Just came across an incredible article at Boston.com, with gorgeous color photos of Russia circa 1910. At first I thought these were colorized photos, but they’re the real deal. The photographer took three photos in quick succession with red, blue, and green filters, then displayed the results by layering colored projectors.
Self-portrait of the photographer Prokudin-Gorskii catching a ride with a handcar captain and his crew.
It’s strangely touching to see such a different time and place and know this is actually what these peoples’ world looked like to them. It’s not a reconstruction or a colorization and it’s not just a sepia old-timey approximation.
Emir Seyyid Mir Mohammed Alim Khan, the Emir of Bukhara. Origin of the phrase “like a boss.”
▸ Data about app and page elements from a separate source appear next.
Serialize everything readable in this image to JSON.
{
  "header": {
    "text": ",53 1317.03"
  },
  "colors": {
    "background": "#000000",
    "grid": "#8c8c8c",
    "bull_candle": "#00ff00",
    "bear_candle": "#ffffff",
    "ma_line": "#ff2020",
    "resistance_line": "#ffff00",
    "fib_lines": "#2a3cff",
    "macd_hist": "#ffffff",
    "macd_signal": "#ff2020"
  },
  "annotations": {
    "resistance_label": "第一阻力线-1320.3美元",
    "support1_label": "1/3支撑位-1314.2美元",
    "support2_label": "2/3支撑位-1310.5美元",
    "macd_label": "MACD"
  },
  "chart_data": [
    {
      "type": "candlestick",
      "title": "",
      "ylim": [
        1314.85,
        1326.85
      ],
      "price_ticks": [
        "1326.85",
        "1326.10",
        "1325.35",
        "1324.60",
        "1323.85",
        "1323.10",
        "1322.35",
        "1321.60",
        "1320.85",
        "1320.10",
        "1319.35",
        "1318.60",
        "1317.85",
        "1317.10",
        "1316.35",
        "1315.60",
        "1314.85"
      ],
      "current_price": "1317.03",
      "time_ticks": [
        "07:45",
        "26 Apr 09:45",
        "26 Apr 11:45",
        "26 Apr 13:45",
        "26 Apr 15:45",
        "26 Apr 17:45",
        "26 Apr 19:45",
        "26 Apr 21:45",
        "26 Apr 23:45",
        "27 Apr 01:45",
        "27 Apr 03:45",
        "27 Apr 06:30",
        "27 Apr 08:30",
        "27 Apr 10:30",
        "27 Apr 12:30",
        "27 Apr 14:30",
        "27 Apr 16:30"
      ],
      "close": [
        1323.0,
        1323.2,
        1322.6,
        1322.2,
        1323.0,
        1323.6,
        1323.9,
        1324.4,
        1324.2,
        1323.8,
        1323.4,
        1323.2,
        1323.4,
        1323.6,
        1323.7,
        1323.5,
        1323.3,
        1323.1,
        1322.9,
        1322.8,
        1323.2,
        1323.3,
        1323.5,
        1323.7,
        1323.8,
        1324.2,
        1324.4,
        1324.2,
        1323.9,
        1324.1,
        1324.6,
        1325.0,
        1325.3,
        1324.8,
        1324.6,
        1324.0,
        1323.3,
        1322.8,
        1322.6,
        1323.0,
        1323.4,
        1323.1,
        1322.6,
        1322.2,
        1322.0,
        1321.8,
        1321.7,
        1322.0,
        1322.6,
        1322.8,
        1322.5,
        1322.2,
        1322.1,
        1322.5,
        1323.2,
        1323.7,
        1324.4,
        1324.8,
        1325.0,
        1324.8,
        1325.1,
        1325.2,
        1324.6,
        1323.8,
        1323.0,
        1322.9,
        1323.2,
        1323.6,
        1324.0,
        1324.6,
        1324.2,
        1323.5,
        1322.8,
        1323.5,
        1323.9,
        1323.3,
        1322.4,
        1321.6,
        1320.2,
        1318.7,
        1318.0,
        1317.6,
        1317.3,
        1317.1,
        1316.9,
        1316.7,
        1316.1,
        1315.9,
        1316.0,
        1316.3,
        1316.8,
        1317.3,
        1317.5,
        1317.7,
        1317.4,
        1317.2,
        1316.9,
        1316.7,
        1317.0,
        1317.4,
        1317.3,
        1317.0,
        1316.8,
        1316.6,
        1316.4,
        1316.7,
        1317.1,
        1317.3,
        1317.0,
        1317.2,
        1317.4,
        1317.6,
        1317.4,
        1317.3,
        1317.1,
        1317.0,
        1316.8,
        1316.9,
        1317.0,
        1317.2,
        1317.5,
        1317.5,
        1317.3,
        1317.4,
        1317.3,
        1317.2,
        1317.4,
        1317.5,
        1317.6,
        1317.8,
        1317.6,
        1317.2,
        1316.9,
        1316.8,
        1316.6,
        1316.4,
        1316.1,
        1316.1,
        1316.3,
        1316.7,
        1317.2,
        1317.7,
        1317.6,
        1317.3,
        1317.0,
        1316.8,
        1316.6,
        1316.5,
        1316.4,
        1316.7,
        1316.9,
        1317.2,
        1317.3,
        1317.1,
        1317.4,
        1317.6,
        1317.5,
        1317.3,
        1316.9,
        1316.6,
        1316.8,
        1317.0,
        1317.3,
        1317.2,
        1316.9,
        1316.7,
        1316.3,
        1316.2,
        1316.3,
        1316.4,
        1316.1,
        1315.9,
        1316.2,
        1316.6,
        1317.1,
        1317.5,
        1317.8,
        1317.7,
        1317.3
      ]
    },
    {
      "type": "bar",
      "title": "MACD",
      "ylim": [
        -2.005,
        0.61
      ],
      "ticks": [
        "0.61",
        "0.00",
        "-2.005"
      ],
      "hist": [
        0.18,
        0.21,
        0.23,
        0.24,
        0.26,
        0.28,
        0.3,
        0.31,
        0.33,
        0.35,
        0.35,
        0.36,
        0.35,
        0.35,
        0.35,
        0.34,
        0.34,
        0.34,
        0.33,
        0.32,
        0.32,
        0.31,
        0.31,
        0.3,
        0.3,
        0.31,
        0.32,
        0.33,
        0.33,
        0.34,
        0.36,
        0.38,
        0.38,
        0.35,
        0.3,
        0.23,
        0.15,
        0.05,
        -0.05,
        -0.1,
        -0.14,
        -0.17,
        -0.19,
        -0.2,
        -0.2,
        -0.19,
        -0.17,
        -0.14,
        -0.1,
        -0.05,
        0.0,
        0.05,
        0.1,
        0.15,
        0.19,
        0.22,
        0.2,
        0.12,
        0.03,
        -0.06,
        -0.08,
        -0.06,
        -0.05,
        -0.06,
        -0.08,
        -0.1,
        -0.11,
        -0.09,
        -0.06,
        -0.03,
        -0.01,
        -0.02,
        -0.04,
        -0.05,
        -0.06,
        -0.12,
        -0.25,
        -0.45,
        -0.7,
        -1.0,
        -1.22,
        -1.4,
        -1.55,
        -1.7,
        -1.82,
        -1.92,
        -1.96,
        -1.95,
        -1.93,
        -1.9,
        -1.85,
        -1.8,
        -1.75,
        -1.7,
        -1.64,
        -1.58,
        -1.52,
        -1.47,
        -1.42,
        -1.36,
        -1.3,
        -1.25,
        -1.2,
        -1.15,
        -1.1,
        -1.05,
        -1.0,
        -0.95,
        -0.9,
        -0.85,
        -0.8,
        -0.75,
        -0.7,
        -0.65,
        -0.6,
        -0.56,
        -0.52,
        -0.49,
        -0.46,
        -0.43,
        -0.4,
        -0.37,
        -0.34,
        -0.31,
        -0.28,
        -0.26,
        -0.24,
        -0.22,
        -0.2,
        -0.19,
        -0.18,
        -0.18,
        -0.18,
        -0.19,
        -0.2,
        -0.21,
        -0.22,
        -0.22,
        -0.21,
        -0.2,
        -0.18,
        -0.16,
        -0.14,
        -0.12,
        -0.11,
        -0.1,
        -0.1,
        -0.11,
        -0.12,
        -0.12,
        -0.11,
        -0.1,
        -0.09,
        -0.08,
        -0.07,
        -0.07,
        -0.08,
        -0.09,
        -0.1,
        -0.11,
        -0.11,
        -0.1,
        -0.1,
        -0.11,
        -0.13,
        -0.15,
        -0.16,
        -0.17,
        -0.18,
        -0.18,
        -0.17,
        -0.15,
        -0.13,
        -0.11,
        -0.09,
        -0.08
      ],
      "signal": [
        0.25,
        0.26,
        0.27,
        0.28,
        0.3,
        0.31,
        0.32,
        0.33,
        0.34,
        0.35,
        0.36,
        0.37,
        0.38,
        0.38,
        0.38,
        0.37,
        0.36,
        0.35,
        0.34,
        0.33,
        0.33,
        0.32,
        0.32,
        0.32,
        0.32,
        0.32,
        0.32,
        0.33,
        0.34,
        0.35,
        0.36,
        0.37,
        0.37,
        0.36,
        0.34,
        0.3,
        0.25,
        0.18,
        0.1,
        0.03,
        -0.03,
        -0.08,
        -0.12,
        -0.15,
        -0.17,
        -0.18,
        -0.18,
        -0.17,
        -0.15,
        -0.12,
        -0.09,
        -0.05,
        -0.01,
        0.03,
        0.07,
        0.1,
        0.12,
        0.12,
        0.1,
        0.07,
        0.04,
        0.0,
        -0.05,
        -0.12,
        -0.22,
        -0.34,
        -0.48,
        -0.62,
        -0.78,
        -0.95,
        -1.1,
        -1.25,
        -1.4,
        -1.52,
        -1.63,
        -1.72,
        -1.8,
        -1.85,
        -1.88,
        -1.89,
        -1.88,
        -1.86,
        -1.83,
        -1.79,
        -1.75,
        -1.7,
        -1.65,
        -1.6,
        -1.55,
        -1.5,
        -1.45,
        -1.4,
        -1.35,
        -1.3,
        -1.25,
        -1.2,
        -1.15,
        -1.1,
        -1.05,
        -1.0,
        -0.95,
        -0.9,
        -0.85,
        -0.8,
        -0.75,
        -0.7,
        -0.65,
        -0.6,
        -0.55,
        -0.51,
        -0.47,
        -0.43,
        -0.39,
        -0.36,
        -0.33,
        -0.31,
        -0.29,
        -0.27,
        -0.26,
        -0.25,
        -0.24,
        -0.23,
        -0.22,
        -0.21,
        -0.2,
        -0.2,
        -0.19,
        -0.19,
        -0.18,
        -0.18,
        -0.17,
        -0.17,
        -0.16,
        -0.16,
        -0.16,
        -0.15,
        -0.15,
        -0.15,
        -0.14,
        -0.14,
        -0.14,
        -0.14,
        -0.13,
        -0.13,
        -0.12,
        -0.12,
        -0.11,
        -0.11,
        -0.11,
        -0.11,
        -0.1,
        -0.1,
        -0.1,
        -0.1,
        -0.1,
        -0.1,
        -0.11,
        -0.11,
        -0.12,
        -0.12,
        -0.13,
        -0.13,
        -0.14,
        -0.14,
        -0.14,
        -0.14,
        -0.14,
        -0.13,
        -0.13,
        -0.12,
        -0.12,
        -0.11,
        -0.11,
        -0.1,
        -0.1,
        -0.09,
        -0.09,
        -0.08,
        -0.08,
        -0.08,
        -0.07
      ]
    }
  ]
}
One thing that startled me was the relative technological advancement displayed in some shots, alongside photos of ragged peasants, nomads, animal-carcass water skins, and tribal chiefs.
A turn-of-the-century technodrome fallen into disrepair, photographed in 1909.
Ok, I’m going to stop joking around for a bit. This is sincerely beautiful and interesting. And while the picture above is actually a chapel, this next one is real live 1910 high-tech. Crazy. Some of the photos struck me as almost steampunk-y. Some were simply beautiful in their foreignness.
Hydroelectric alternators in Iolotan, Turkmenistan, circa 1910. The floor tiles really bring home to me that this is a different time and place.
I keep finding myself trying to figure out what’s going on in the minds of the people in these photos. Their lives, mindsets, and concerns must have been so very different from mine. I mean, we’re all human, but it’s staggering to really sit and try to get in the mindset of a different age on the other side of the world.
This is Isfandiyar Jurji Bahadur, Khan of the Russian protectorate of Khorezm (now part of Usbekistan), circa 1910. He ruled until his death in 1918. That’s right. An Uzbek khan who ruled during World War I.
I cannot for the life of me imagine what’s on his mind. What would it be like to sit with him for an evening and hear his story?
Or these ladies. By the way–isn’t the background incredible? Imagine building and spending your whole life in one of those little stone houses, and never really expecting to go anywhere else.
Or this man, Pinkhus Karlinskii, who worked the Chernigov floodgate on the Marlinskii Canal system starting at age 18. In this 1909 photo he is 84 years old, with 66 years of service.
I grew up in Turkey, and a lot of the people and landscapes in these photos remind me vividly of my time there.
This is in Artvin, part of modern Turkey, circa 1910. Mountains just like those were the background of every road trip of my childhood (except, of course, the ones while we were visiting America.)
This is worth spending some time with. It’s valuable to remember from time to time how big the world is, and how many people there are and have been in it.
See all 34 photos in the original article here.
And many more in the Library of Congress collection here.